[Stored records]
****************************************
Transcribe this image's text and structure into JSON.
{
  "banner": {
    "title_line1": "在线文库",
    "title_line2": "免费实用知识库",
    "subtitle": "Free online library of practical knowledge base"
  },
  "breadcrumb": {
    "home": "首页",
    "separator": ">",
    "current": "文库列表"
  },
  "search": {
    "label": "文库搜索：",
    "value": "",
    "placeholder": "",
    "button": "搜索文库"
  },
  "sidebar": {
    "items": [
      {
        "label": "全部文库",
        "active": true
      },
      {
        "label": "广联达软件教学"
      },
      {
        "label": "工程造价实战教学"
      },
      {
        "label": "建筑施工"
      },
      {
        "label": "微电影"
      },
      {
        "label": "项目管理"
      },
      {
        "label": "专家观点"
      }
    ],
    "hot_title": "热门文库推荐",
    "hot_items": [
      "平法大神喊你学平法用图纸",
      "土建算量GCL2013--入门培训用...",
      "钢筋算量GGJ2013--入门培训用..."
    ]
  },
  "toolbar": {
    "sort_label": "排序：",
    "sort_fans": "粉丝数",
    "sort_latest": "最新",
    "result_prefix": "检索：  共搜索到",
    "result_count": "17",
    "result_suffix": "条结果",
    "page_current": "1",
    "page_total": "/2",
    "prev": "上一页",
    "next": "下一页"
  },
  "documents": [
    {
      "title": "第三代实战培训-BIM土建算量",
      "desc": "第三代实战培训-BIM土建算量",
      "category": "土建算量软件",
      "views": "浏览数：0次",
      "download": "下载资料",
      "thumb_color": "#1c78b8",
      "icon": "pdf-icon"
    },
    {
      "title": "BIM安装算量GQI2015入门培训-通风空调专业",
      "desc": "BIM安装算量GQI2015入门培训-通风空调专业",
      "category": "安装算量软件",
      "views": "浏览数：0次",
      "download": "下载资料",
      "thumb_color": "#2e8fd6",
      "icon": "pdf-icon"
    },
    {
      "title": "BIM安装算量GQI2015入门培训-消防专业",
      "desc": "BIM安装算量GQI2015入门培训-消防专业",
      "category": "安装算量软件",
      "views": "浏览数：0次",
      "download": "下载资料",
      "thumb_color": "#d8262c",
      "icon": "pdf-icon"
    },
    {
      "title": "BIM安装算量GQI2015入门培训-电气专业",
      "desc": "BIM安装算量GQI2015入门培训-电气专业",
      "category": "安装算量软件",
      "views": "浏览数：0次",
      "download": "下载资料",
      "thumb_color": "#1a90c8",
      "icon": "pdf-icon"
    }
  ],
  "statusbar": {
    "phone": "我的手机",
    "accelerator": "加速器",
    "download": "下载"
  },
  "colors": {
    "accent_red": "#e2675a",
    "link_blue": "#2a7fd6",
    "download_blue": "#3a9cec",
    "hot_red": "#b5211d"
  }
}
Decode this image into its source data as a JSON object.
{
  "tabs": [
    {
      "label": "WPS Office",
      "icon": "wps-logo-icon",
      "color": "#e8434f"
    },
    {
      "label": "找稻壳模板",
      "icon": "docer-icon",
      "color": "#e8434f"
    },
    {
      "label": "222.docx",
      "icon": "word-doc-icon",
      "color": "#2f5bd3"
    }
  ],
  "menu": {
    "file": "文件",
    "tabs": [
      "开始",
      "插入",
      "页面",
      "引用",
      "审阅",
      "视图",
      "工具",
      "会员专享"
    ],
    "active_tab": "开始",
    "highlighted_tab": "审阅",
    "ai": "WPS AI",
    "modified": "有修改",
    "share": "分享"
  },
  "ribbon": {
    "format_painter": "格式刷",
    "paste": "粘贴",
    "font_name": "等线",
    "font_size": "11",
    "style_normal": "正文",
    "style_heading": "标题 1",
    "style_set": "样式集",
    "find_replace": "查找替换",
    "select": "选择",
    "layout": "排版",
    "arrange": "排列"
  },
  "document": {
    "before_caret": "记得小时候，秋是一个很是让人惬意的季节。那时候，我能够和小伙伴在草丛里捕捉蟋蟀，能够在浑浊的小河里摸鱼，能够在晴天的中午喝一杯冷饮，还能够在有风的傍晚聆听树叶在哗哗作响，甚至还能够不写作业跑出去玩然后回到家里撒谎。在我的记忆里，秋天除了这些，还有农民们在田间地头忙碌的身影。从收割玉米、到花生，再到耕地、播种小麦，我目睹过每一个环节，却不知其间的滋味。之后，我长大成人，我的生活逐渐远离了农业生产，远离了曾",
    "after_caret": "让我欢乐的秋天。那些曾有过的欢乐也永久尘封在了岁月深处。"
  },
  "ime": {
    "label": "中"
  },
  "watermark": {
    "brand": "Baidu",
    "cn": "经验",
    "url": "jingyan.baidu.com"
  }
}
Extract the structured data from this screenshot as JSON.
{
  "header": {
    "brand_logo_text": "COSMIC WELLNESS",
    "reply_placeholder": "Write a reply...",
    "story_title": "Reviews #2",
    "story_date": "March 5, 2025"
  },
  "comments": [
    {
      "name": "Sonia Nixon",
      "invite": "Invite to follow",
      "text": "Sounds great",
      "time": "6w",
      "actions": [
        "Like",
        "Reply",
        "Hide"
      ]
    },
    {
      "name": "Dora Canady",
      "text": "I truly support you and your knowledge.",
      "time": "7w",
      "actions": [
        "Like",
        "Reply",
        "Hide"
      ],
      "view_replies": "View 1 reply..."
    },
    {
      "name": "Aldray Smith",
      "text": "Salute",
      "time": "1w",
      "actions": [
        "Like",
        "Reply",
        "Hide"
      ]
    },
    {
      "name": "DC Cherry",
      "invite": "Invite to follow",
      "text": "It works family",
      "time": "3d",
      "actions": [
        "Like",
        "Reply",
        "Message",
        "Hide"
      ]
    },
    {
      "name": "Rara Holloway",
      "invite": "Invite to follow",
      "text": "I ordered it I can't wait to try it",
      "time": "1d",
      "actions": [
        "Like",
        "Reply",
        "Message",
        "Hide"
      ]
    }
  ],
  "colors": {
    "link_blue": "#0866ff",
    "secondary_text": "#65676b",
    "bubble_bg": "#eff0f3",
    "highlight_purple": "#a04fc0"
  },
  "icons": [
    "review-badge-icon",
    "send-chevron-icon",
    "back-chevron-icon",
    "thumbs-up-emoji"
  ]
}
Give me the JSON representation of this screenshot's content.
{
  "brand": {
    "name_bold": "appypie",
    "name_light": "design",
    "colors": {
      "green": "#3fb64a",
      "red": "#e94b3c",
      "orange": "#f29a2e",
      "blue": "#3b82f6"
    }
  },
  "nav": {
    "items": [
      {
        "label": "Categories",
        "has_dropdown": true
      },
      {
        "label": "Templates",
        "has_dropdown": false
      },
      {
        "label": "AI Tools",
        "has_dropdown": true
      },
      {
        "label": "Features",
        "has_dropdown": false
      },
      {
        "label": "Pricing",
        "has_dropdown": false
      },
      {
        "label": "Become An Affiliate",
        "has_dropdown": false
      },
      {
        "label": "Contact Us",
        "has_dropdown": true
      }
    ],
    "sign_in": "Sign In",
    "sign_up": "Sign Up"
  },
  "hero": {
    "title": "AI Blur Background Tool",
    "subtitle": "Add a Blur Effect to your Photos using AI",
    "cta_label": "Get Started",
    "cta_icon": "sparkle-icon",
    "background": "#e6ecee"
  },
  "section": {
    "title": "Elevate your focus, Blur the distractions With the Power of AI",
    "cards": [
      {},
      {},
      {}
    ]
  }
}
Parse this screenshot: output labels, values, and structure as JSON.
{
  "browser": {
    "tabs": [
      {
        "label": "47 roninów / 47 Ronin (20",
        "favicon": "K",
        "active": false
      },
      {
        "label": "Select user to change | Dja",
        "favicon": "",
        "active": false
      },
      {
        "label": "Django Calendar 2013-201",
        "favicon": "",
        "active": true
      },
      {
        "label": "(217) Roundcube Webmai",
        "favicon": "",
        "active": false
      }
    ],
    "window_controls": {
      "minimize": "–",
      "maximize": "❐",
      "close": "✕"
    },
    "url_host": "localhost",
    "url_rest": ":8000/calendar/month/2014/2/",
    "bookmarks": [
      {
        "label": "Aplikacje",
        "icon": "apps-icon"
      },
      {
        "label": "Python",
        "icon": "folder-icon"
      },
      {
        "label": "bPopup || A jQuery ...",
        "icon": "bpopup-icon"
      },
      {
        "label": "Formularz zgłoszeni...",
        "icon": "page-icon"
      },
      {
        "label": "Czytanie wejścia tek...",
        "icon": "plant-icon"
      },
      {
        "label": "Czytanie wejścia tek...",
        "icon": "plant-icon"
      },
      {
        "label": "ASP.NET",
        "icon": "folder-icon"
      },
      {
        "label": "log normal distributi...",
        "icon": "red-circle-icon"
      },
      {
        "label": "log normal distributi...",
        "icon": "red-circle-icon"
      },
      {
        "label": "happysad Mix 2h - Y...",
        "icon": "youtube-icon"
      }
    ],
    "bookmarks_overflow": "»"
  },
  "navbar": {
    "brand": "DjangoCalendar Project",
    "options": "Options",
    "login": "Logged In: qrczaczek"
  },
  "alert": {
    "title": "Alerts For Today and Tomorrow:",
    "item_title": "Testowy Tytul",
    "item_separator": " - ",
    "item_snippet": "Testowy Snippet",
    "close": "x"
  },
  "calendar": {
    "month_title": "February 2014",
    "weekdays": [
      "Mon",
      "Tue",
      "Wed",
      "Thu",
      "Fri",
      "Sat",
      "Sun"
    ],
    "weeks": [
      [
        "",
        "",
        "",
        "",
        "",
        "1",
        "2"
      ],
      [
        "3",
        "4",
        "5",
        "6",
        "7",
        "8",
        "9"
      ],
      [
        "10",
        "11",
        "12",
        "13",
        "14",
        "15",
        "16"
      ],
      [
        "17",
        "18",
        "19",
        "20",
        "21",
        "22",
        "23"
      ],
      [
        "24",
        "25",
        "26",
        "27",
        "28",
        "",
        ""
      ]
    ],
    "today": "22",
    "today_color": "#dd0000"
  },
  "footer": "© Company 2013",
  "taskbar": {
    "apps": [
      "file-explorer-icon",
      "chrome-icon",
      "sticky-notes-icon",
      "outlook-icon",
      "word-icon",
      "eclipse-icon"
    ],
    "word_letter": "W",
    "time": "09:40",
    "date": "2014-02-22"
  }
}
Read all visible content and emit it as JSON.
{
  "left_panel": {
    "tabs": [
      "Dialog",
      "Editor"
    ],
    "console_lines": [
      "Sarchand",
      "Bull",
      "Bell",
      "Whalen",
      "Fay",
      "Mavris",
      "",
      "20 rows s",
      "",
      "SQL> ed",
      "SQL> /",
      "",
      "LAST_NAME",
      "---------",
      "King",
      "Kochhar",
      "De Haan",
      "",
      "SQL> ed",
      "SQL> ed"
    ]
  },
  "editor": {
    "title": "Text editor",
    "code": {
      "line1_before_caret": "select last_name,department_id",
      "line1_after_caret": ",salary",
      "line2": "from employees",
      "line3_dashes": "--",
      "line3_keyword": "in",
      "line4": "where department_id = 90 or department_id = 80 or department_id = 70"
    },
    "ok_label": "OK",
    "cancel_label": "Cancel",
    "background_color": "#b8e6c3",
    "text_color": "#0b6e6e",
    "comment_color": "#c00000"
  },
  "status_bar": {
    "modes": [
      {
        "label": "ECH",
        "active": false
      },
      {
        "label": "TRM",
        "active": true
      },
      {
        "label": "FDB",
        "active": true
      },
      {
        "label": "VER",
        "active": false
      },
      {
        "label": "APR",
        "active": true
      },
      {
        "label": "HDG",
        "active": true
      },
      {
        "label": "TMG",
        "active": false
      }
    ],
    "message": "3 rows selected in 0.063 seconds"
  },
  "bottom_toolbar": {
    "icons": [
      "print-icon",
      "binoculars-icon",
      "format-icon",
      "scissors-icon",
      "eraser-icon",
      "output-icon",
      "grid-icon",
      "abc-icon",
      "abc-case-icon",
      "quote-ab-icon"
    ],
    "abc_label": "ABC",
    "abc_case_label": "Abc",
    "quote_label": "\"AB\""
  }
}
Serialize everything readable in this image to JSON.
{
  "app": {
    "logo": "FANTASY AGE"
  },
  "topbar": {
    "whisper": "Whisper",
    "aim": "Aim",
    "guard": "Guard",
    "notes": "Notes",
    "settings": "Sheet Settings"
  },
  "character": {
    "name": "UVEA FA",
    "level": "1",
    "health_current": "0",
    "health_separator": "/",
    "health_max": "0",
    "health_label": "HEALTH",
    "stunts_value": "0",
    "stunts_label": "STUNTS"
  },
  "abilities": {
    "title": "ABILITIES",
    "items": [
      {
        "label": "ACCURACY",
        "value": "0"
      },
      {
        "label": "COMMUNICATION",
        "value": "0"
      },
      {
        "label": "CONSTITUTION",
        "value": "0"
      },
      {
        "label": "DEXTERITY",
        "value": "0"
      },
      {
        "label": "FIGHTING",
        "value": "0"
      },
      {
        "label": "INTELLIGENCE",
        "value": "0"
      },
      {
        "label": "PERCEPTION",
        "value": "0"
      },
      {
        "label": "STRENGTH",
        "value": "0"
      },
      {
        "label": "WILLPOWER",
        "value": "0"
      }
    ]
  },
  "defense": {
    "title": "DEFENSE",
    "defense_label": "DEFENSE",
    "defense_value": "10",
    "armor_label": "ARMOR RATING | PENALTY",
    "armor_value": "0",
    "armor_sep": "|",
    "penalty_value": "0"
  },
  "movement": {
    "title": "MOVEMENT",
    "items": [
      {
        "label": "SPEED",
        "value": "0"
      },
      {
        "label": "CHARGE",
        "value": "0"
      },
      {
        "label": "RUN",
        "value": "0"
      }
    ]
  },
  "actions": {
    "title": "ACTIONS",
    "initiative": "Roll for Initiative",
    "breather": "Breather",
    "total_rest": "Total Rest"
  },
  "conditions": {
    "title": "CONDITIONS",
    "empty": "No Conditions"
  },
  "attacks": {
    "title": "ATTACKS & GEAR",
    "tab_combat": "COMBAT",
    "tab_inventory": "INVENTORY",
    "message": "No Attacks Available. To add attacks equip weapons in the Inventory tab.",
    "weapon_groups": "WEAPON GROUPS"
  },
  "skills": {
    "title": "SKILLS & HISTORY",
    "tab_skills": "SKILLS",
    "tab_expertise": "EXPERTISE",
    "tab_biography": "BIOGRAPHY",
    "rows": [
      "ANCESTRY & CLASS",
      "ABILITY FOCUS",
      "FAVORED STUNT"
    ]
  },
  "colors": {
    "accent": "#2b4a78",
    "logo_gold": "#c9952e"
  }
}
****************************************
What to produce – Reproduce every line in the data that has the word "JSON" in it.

Reply to the task –
Transcribe this image's text and structure into JSON.
Decode this image into its source data as a JSON object.
Extract the structured data from this screenshot as JSON.
Give me the JSON representation of this screenshot's content.
Parse this screenshot: output labels, values, and structure as JSON.
Read all visible content and emit it as JSON.
Serialize everything readable in this image to JSON.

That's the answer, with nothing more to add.